As an example, the following code fragment writes a mesh as an .stl file:
Sometimes, more explicit control is needed when reading or writing a mesh from/to a given file format. The constructors and read/write methods described above make use of a specific set of reader and writer classes located in the package maspack.geometry.io. These can be used directly to provide more explicit read/write control. The readers and writers (if implemented) associated with the different formats are given in Table 2.2.
|Suffix||Format||Reader class||Writer class|
|.ply||Polygon file format||PlyReader||PlyWriter|
|.gts||GNU triangulated surface||GtsReader||GtsWriter|
|.off||Object file format||OffReader||OffWriter|
|.vtk||VTK ascii format||VtkAsciiReader|
|.vtp||VTK XML format||VtkXmlReader|
The general usage pattern for these classes is to construct the desired reader or writer with a path to the desired file, and then call readMesh() or writeMesh() as appropriate:
Both readMesh() and writeMesh() may throw I/O exceptions, which must be either caught, as in the example above, or thrown out of the calling routine.
For convenience, one can also use the classes GenericMeshReader or GenericMeshWriter, which internally create an appropriate reader or writer based on the file extension. This enables the writing of code that does not depend on the file format:
Here, fileName can refer to a mesh of any format supported by GenericMeshReader. Note that the mesh returned by readMesh() is explicitly cast to PolygonalMesh. This is because readMesh() returns the superclass MeshBase, since the default mesh created for some file formats may be different from PolygonalMesh.
When writing a mesh out to a file, normal and texture information are also written if they have been explicitly set and the file format supports it. In addition, by default, automatically generated normal information will also be written if it relies on information (such as hard edges) that can’t be reconstructed from the stored file information.
Whether or not normal information will be written is returned by the method
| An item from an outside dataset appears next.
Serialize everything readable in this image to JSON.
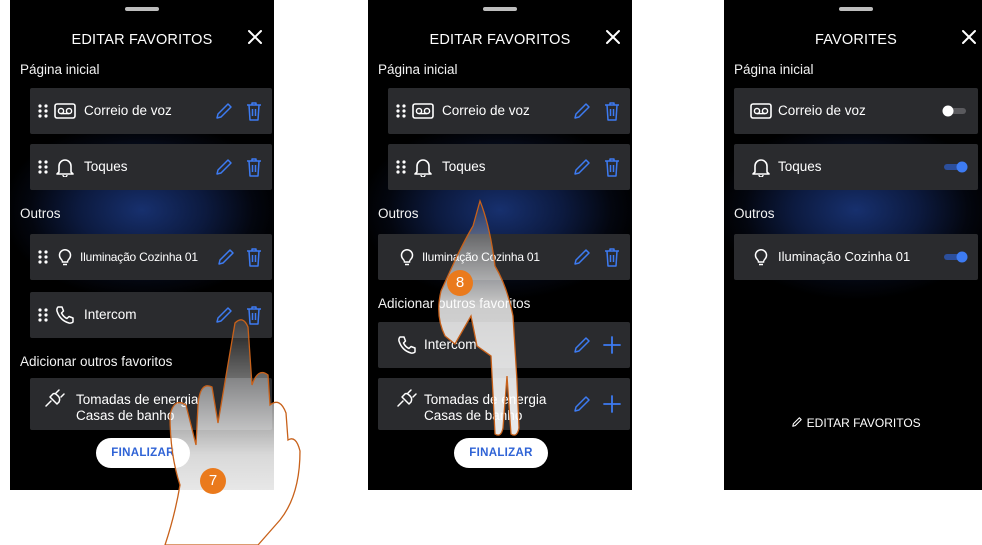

This will always return true if any of the conditions described above have been met. So for example, if a PolygonalMesh contains hard edges, and multiple automatic normals are enabled (i.e., getMultipleAutoNormals() returns true), then getWriteNormals() will return true.
Default normal writing behavior can be overridden within the MeshWriter classes using the following methods:
where enable should be one of the following values:
normals will never be written;
normals will always be written;
normals will written according to the default behavior described above.
When reading a PolygonalMesh from a file, if the file contains normal information with multiple normals per vertex that suggests the existence of hard edges, then the corresponding edges are set to be hard within the mesh.
ArtiSynth contains primitives for performing constructive solid geometry (CSG) operations on volumes bounded by triangular meshes. The class that performs these operations is maspack.collision.SurfaceMeshIntersector, and it works by robustly determining the intersection contour(s) between a pair of meshes, and then using these to compute the triangles that need to be added or removed to produce the necessary CSG surface.
The CSG operations include union, intersection, and difference, and are implemented by the following methods of SurfaceMeshIntersector:
Each takes two PolyhedralMesh objects, mesh0 and mesh1, and creates and returns another PolyhedralMesh which represents the boundary surface of the requested operation. If the result of the operation is null, the returned mesh will be empty.
The example below uses findUnion to create a dumbbell shaped mesh from two balls and a cylinder:
The balls and cylinder are created using the MeshFactory methods createIcosahedralSphere() and createCylinder(), where the latter takes arguments ns, nr, and nh giving the number of slices along the circumference, end-cap radius, and length. The final resulting mesh is shown in Figure 2.1.